Web page and app entries:

"""

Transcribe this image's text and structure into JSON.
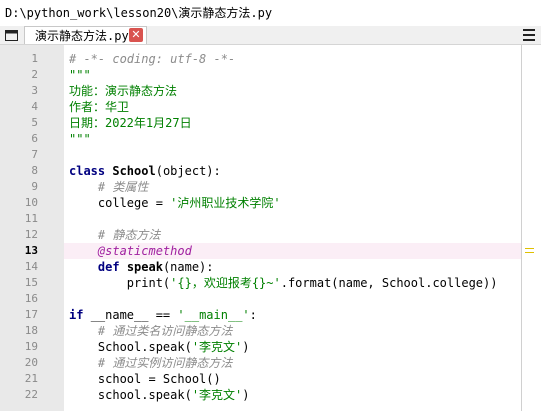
{
  "title_path": "D:\\python_work\\lesson20\\演示静态方法.py",
  "tab": {
    "label": "演示静态方法.py",
    "close_glyph": "✕"
  },
  "current_line": 13,
  "lines": [
    {
      "n": "1",
      "segs": [
        {
          "t": "# -*- coding: utf-8 -*-",
          "c": "cm"
        }
      ]
    },
    {
      "n": "2",
      "segs": [
        {
          "t": "\"\"\"",
          "c": "st"
        }
      ]
    },
    {
      "n": "3",
      "segs": [
        {
          "t": "功能：演示静态方法",
          "c": "st"
        }
      ]
    },
    {
      "n": "4",
      "segs": [
        {
          "t": "作者：华卫",
          "c": "st"
        }
      ]
    },
    {
      "n": "5",
      "segs": [
        {
          "t": "日期：2022年1月27日",
          "c": "st"
        }
      ]
    },
    {
      "n": "6",
      "segs": [
        {
          "t": "\"\"\"",
          "c": "st"
        }
      ]
    },
    {
      "n": "7",
      "segs": []
    },
    {
      "n": "8",
      "segs": [
        {
          "t": "class ",
          "c": "kw"
        },
        {
          "t": "School",
          "c": "fn"
        },
        {
          "t": "(object):",
          "c": "nm"
        }
      ]
    },
    {
      "n": "9",
      "segs": [
        {
          "t": "    ",
          "c": "nm"
        },
        {
          "t": "# 类属性",
          "c": "cm"
        }
      ]
    },
    {
      "n": "10",
      "segs": [
        {
          "t": "    college = ",
          "c": "nm"
        },
        {
          "t": "'泸州职业技术学院'",
          "c": "st"
        }
      ]
    },
    {
      "n": "11",
      "segs": []
    },
    {
      "n": "12",
      "segs": [
        {
          "t": "    ",
          "c": "nm"
        },
        {
          "t": "# 静态方法",
          "c": "cm"
        }
      ]
    },
    {
      "n": "13",
      "segs": [
        {
          "t": "    ",
          "c": "nm"
        },
        {
          "t": "@staticmethod",
          "c": "dec"
        }
      ]
    },
    {
      "n": "14",
      "segs": [
        {
          "t": "    ",
          "c": "nm"
        },
        {
          "t": "def ",
          "c": "kw"
        },
        {
          "t": "speak",
          "c": "fn"
        },
        {
          "t": "(name):",
          "c": "nm"
        }
      ]
    },
    {
      "n": "15",
      "segs": [
        {
          "t": "        print(",
          "c": "nm"
        },
        {
          "t": "'{}，欢迎报考{}~'",
          "c": "st"
        },
        {
          "t": ".format(name, School.college))",
          "c": "nm"
        }
      ]
    },
    {
      "n": "16",
      "segs": []
    },
    {
      "n": "17",
      "segs": [
        {
          "t": "if ",
          "c": "kw"
        },
        {
          "t": "__name__ == ",
          "c": "nm"
        },
        {
          "t": "'__main__'",
          "c": "st"
        },
        {
          "t": ":",
          "c": "nm"
        }
      ]
    },
    {
      "n": "18",
      "segs": [
        {
          "t": "    ",
          "c": "nm"
        },
        {
          "t": "# 通过类名访问静态方法",
          "c": "cm"
        }
      ]
    },
    {
      "n": "19",
      "segs": [
        {
          "t": "    School.speak(",
          "c": "nm"
        },
        {
          "t": "'李克文'",
          "c": "st"
        },
        {
          "t": ")",
          "c": "nm"
        }
      ]
    },
    {
      "n": "20",
      "segs": [
        {
          "t": "    ",
          "c": "nm"
        },
        {
          "t": "# 通过实例访问静态方法",
          "c": "cm"
        }
      ]
    },
    {
      "n": "21",
      "segs": [
        {
          "t": "    school = School()",
          "c": "nm"
        }
      ]
    },
    {
      "n": "22",
      "segs": [
        {
          "t": "    school.speak(",
          "c": "nm"
        },
        {
          "t": "'李克文'",
          "c": "st"
        },
        {
          "t": ")",
          "c": "nm"
        }
      ]
    }
  ]
}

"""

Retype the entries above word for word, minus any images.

Transcribe this image's text and structure into JSON.
{
  "title_path": "D:\\python_work\\lesson20\\演示静态方法.py",
  "tab": {
    "label": "演示静态方法.py",
    "close_glyph": "✕"
  },
  "current_line": 13,
  "lines": [
    {
      "n": "1",
      "segs": [
        {
          "t": "# -*- coding: utf-8 -*-",
          "c": "cm"
        }
      ]
    },
    {
      "n": "2",
      "segs": [
        {
          "t": "\"\"\"",
          "c": "st"
        }
      ]
    },
    {
      "n": "3",
      "segs": [
        {
          "t": "功能：演示静态方法",
          "c": "st"
        }
      ]
    },
    {
      "n": "4",
      "segs": [
        {
          "t": "作者：华卫",
          "c": "st"
        }
      ]
    },
    {
      "n": "5",
      "segs": [
        {
          "t": "日期：2022年1月27日",
          "c": "st"
        }
      ]
    },
    {
      "n": "6",
      "segs": [
        {
          "t": "\"\"\"",
          "c": "st"
        }
      ]
    },
    {
      "n": "7",
      "segs": []
    },
    {
      "n": "8",
      "segs": [
        {
          "t": "class ",
          "c": "kw"
        },
        {
          "t": "School",
          "c": "fn"
        },
        {
          "t": "(object):",
          "c": "nm"
        }
      ]
    },
    {
      "n": "9",
      "segs": [
        {
          "t": "    ",
          "c": "nm"
        },
        {
          "t": "# 类属性",
          "c": "cm"
        }
      ]
    },
    {
      "n": "10",
      "segs": [
        {
          "t": "    college = ",
          "c": "nm"
        },
        {
          "t": "'泸州职业技术学院'",
          "c": "st"
        }
      ]
    },
    {
      "n": "11",
      "segs": []
    },
    {
      "n": "12",
      "segs": [
        {
          "t": "    ",
          "c": "nm"
        },
        {
          "t": "# 静态方法",
          "c": "cm"
        }
      ]
    },
    {
      "n": "13",
      "segs": [
        {
          "t": "    ",
          "c": "nm"
        },
        {
          "t": "@staticmethod",
          "c": "dec"
        }
      ]
    },
    {
      "n": "14",
      "segs": [
        {
          "t": "    ",
          "c": "nm"
        },
        {
          "t": "def ",
          "c": "kw"
        },
        {
          "t": "speak",
          "c": "fn"
        },
        {
          "t": "(name):",
          "c": "nm"
        }
      ]
    },
    {
      "n": "15",
      "segs": [
        {
          "t": "        print(",
          "c": "nm"
        },
        {
          "t": "'{}，欢迎报考{}~'",
          "c": "st"
        },
        {
          "t": ".format(name, School.college))",
          "c": "nm"
        }
      ]
    },
    {
      "n": "16",
      "segs": []
    },
    {
      "n": "17",
      "segs": [
        {
          "t": "if ",
          "c": "kw"
        },
        {
          "t": "__name__ == ",
          "c": "nm"
        },
        {
          "t": "'__main__'",
          "c": "st"
        },
        {
          "t": ":",
          "c": "nm"
        }
      ]
    },
    {
      "n": "18",
      "segs": [
        {
          "t": "    ",
          "c": "nm"
        },
        {
          "t": "# 通过类名访问静态方法",
          "c": "cm"
        }
      ]
    },
    {
      "n": "19",
      "segs": [
        {
          "t": "    School.speak(",
          "c": "nm"
        },
        {
          "t": "'李克文'",
          "c": "st"
        },
        {
          "t": ")",
          "c": "nm"
        }
      ]
    },
    {
      "n": "20",
      "segs": [
        {
          "t": "    ",
          "c": "nm"
        },
        {
          "t": "# 通过实例访问静态方法",
          "c": "cm"
        }
      ]
    },
    {
      "n": "21",
      "segs": [
        {
          "t": "    school = School()",
          "c": "nm"
        }
      ]
    },
    {
      "n": "22",
      "segs": [
        {
          "t": "    school.speak(",
          "c": "nm"
        },
        {
          "t": "'李克文'",
          "c": "st"
        },
        {
          "t": ")",
          "c": "nm"
        }
      ]
    }
  ]
}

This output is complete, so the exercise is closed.